Task details. All lines holding the word "JSON" are to be copied from the records beneath.

App and web page records:
§

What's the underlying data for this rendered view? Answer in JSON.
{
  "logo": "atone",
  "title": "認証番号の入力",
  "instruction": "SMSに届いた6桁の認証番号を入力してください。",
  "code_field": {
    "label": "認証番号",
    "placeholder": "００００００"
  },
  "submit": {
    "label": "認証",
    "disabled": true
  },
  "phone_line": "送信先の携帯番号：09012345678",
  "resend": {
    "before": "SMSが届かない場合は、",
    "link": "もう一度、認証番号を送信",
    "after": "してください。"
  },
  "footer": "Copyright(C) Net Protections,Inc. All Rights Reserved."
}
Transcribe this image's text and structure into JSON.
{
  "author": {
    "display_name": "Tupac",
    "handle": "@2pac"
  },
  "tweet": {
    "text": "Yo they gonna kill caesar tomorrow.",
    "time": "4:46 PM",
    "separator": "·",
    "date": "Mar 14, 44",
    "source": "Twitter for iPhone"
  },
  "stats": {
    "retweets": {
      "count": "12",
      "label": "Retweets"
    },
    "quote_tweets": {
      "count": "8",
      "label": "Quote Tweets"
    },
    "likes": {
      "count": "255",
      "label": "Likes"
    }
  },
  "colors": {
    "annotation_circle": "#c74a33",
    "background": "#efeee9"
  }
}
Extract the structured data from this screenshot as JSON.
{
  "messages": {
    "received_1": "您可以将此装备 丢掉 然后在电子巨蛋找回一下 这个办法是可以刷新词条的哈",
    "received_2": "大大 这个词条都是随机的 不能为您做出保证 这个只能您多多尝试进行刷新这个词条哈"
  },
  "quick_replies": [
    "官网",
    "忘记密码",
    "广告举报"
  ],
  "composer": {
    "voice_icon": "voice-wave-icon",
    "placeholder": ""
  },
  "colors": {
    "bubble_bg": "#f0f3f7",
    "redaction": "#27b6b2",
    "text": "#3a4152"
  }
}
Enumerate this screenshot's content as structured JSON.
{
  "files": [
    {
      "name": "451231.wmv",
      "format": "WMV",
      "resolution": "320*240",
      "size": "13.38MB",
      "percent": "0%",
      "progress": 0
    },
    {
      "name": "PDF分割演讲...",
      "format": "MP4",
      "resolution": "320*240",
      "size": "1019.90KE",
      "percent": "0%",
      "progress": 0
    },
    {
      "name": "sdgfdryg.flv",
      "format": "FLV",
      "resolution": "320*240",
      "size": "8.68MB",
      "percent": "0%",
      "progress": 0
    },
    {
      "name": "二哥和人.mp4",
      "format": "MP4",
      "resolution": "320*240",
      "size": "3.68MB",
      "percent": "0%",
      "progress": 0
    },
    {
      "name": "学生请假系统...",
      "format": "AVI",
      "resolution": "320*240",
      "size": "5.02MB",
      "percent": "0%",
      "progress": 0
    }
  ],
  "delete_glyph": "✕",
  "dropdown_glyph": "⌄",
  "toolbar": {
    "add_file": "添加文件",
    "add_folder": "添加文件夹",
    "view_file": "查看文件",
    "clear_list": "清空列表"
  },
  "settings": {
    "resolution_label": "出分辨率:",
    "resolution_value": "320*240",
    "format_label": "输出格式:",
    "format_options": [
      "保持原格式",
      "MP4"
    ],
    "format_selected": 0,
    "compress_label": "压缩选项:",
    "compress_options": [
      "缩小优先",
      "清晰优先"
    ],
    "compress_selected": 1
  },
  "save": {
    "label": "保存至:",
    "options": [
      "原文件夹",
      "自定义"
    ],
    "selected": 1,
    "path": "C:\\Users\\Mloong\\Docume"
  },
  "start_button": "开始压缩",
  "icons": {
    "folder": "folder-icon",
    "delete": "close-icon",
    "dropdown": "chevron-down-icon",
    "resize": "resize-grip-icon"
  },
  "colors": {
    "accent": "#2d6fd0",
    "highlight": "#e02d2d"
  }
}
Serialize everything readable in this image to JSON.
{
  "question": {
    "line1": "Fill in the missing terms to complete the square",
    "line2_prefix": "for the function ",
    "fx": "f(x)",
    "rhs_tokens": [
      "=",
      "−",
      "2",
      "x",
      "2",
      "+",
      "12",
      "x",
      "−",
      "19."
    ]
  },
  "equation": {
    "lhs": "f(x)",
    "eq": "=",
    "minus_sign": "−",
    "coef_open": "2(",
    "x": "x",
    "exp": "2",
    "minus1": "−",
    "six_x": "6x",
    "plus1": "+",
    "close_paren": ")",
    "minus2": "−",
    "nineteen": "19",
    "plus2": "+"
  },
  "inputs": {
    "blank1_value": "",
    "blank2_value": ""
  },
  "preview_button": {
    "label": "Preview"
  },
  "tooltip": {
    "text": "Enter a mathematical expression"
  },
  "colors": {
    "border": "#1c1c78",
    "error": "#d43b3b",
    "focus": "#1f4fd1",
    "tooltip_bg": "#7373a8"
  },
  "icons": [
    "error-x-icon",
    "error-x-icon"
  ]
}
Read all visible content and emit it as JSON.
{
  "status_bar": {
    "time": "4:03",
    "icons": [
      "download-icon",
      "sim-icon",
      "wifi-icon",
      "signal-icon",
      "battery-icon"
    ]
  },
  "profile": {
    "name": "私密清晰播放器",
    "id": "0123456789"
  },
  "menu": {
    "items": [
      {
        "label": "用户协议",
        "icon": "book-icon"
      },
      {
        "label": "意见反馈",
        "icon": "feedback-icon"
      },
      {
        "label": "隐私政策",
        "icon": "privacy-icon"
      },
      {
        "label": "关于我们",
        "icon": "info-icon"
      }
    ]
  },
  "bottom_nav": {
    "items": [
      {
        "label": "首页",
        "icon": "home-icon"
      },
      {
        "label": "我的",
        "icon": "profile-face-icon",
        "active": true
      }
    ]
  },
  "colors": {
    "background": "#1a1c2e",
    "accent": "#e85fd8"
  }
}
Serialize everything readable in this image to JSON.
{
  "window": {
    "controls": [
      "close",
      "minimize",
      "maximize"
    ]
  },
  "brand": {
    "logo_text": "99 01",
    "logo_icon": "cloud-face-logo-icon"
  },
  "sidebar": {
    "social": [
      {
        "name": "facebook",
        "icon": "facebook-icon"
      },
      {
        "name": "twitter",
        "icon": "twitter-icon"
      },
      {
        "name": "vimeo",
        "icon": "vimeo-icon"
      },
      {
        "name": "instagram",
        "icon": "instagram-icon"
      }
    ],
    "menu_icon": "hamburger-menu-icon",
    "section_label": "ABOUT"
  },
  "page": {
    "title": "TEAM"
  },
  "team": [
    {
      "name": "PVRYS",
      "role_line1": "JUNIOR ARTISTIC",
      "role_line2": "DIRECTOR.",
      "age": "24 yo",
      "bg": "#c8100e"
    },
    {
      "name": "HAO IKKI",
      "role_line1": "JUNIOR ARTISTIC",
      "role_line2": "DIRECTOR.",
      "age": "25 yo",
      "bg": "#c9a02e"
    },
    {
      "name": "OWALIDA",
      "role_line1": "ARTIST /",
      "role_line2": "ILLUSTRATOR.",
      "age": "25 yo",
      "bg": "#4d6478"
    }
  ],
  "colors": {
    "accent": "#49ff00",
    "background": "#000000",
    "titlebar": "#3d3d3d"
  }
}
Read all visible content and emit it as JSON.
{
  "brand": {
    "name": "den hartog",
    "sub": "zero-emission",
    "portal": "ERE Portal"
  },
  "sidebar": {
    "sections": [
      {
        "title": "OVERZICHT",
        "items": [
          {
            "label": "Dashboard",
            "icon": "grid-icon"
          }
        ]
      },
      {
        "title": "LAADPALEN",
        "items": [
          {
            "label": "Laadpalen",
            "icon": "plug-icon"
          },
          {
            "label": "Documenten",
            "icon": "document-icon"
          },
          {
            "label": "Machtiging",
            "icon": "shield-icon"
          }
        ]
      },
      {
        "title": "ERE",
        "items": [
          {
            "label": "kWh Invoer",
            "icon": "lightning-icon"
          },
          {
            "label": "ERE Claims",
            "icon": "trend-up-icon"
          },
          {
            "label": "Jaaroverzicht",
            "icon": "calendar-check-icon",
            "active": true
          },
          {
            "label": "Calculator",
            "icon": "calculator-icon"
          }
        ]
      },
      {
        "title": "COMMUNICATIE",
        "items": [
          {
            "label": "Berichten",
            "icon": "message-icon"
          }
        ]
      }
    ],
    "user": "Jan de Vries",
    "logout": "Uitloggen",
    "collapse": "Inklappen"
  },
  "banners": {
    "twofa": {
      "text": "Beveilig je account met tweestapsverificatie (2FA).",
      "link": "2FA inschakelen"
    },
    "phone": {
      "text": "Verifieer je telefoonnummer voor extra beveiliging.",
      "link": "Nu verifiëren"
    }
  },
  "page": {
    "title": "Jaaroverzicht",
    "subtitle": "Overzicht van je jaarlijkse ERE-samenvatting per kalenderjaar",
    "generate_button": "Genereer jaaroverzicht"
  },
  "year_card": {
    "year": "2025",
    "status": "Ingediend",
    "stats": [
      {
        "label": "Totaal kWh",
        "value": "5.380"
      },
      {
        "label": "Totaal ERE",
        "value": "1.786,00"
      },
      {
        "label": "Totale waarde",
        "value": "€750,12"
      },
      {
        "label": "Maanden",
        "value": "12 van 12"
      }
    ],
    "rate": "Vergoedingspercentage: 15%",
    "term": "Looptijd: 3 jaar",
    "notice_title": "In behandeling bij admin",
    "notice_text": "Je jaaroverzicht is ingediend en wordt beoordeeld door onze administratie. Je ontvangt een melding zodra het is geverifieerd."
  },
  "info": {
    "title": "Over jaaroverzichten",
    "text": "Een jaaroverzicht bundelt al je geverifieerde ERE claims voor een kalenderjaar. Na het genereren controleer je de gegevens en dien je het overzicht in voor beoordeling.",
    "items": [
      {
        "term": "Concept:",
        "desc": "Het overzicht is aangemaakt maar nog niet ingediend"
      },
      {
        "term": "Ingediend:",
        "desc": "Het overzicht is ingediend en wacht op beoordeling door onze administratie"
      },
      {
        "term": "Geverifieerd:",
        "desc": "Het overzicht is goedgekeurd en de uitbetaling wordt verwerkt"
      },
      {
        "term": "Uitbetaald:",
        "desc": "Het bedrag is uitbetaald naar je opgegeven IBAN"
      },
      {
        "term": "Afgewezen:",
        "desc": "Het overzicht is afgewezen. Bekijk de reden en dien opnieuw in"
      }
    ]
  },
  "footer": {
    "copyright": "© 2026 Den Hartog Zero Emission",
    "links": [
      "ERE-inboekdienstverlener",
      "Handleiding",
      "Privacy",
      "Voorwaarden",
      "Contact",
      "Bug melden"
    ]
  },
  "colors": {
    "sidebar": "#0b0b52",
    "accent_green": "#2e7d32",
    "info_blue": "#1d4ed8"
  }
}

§

Output.
What's the underlying data for this rendered view? Answer in JSON.
Transcribe this image's text and structure into JSON.
Extract the structured data from this screenshot as JSON.
Enumerate this screenshot's content as structured JSON.
Serialize everything readable in this image to JSON.
Read all visible content and emit it as JSON.
Serialize everything readable in this image to JSON.
Read all visible content and emit it as JSON.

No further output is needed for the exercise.